ND – not detected – for qualitative methods where there is a simple detected or not detected response
CFU – colony forming unit – used to estimate the number of viable bacteria or fungal cells in a sample, expressed in mL (for liquids) and g (solids)
CoA – Certificate of Analysis – a formal, controlled document showing the test method, sample name and test result, signed by an official signatory
Less than (<) – ISO 7218 (Microbiology of food and animal feedingstuffs — General requirements and guidance for microbiological examinations) sets out reporting guidelines:
When reporting a result where no organisms are detected, you cannot report zero, so would need to report <1 (in the case of liquids) or <10 (in the case of solids – due to a dilution taking place).
Subsequent dilutions would affect how the results were reported (for example, <100 or <1000).
Greater than (>) – a reported result of >x indicates that the number of viable organisms exceed the maximum amount that can be reported for that particular method (also can be expressed as TNTC – Too Numerous To Count)
E or ~ – Estimated – this is used if an actual count lies outside of the reportable range of results for a particular method.
For example, if a method has a reporting range from 50 – 500 and 40 cfus were counted, the result would be reported as 40E or ~40
Presumptive results are those where there is a two stage confirmatory process to a method and the first stage has indicated that this second stage is required.
A “presumptive” positive warning is issued to the client prior to the confirmation stage being undertaken
What the results mean
Food microbiology is a complex area, within which there is an element of uncertainty when it comes to interpreting results
The particulate nature of microorganisms and their ability to reproduce rapidly under favourable conditions has an impact on accuracy when it comes to testing.
Microbiological specifications for a range of food products have been established using robust scientific methods and captured in international standards and regulations where appropriate (Australian specifications are available in the Food Standards Code, Schedule 27 and in the FSANZ “Compendium of Microbiological Criteria for Food“.

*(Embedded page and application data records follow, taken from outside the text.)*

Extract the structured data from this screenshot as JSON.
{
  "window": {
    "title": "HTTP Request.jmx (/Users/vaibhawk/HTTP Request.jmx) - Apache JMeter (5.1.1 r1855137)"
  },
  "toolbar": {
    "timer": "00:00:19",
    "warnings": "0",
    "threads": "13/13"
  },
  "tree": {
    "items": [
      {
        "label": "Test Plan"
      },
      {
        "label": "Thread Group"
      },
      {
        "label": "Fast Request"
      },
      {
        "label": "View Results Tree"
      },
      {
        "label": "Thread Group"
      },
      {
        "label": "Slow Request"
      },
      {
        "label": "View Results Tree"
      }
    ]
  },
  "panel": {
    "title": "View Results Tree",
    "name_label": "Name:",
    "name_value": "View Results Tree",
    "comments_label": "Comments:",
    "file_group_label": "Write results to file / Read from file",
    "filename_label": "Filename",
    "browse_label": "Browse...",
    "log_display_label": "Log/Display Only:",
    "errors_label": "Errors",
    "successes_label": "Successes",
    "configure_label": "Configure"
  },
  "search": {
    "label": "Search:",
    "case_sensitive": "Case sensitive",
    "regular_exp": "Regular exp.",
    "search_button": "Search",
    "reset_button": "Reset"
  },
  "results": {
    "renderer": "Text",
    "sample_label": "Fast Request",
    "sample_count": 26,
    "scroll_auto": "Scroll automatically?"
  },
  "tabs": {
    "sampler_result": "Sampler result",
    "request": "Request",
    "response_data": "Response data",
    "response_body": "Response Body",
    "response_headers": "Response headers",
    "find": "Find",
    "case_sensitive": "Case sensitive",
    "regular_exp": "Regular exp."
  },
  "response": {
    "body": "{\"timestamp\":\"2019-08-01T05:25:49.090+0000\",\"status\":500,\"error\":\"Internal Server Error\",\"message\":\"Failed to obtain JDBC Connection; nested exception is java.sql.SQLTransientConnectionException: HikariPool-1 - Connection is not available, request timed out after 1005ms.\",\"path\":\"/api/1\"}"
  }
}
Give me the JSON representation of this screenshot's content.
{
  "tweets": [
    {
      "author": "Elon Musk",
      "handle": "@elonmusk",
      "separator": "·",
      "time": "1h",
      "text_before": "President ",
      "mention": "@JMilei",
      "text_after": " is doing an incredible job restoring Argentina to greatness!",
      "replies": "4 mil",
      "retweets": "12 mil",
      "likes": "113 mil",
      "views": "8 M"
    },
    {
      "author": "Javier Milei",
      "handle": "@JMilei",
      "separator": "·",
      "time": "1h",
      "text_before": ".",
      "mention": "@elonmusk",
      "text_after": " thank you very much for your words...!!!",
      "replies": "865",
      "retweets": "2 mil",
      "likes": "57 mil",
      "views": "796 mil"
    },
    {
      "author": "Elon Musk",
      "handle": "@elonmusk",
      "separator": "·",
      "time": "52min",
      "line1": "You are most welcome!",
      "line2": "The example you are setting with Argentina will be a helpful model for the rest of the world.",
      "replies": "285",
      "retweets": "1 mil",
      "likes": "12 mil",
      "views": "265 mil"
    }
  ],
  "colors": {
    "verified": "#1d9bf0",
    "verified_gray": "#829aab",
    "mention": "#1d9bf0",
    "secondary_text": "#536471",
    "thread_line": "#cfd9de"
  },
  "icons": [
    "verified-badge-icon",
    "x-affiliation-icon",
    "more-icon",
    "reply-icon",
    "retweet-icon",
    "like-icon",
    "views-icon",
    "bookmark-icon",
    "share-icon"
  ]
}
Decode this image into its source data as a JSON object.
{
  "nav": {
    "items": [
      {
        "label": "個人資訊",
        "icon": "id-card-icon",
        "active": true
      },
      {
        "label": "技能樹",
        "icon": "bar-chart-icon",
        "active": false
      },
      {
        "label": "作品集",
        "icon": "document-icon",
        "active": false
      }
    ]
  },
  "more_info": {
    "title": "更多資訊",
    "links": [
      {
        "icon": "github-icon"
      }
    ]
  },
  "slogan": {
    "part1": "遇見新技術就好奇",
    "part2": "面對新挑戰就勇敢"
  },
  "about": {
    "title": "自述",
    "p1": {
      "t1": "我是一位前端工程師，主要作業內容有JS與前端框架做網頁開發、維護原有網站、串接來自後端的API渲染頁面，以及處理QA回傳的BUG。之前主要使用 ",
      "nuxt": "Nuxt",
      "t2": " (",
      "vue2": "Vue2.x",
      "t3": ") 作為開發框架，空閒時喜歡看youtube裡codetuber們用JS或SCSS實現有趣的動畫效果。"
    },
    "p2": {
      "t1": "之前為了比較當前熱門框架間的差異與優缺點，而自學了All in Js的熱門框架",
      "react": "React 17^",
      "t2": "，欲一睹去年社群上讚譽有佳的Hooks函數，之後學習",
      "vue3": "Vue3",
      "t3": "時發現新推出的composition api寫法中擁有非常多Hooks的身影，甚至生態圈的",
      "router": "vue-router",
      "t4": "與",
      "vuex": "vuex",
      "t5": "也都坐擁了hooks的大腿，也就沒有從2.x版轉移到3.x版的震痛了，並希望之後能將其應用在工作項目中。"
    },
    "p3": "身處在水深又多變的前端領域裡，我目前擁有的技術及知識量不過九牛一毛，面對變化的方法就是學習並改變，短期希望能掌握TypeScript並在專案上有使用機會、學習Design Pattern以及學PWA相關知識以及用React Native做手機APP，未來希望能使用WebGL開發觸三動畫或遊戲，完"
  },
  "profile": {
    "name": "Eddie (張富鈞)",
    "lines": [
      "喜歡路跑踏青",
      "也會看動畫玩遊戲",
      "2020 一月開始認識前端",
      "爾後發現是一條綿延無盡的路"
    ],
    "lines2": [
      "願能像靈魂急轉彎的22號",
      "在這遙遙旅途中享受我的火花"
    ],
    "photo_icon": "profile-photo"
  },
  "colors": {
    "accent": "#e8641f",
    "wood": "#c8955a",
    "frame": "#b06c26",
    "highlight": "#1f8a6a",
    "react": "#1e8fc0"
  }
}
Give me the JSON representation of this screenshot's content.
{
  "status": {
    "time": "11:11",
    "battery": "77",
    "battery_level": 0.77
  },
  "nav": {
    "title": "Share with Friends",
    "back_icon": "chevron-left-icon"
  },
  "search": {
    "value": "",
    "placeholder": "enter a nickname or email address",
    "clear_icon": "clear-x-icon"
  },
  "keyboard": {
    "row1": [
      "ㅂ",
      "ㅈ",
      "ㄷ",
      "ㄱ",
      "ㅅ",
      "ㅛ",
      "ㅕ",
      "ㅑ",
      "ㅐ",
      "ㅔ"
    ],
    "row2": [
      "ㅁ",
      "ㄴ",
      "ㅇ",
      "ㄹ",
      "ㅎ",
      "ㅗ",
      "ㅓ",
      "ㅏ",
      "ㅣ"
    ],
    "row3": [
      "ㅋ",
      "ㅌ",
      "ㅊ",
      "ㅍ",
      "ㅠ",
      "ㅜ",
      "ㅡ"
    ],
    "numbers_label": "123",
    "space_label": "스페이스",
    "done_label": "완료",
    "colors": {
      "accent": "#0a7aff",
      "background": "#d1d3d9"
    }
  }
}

For Qualitative methods (Detected or Not Detected), a positive (ie Detected) result in many cases means that the sample/batch is unacceptable and further action must be taken. The extent of the action will depend on a number of factors, including: regulatory requirements, industry standards, customer specifications and company HACCP plan.
Quantitative methods provide a count of microorganisms in a given amount of sample – for example, Standard Plate Count 150cfu/g.
What is acceptable here will also depend on specifications derived from a combination of the above factors.
For Environmental Monitoring, there is less guidance and no internationally recommended specifications. This is simply because all facilities are different, with different risks.
It is therefore crucial that, prior to any testing commencing, a thorough risk analysis is conducted, including sampling points, sampling frequency, target organisms, specifications, control measures and corrective actions.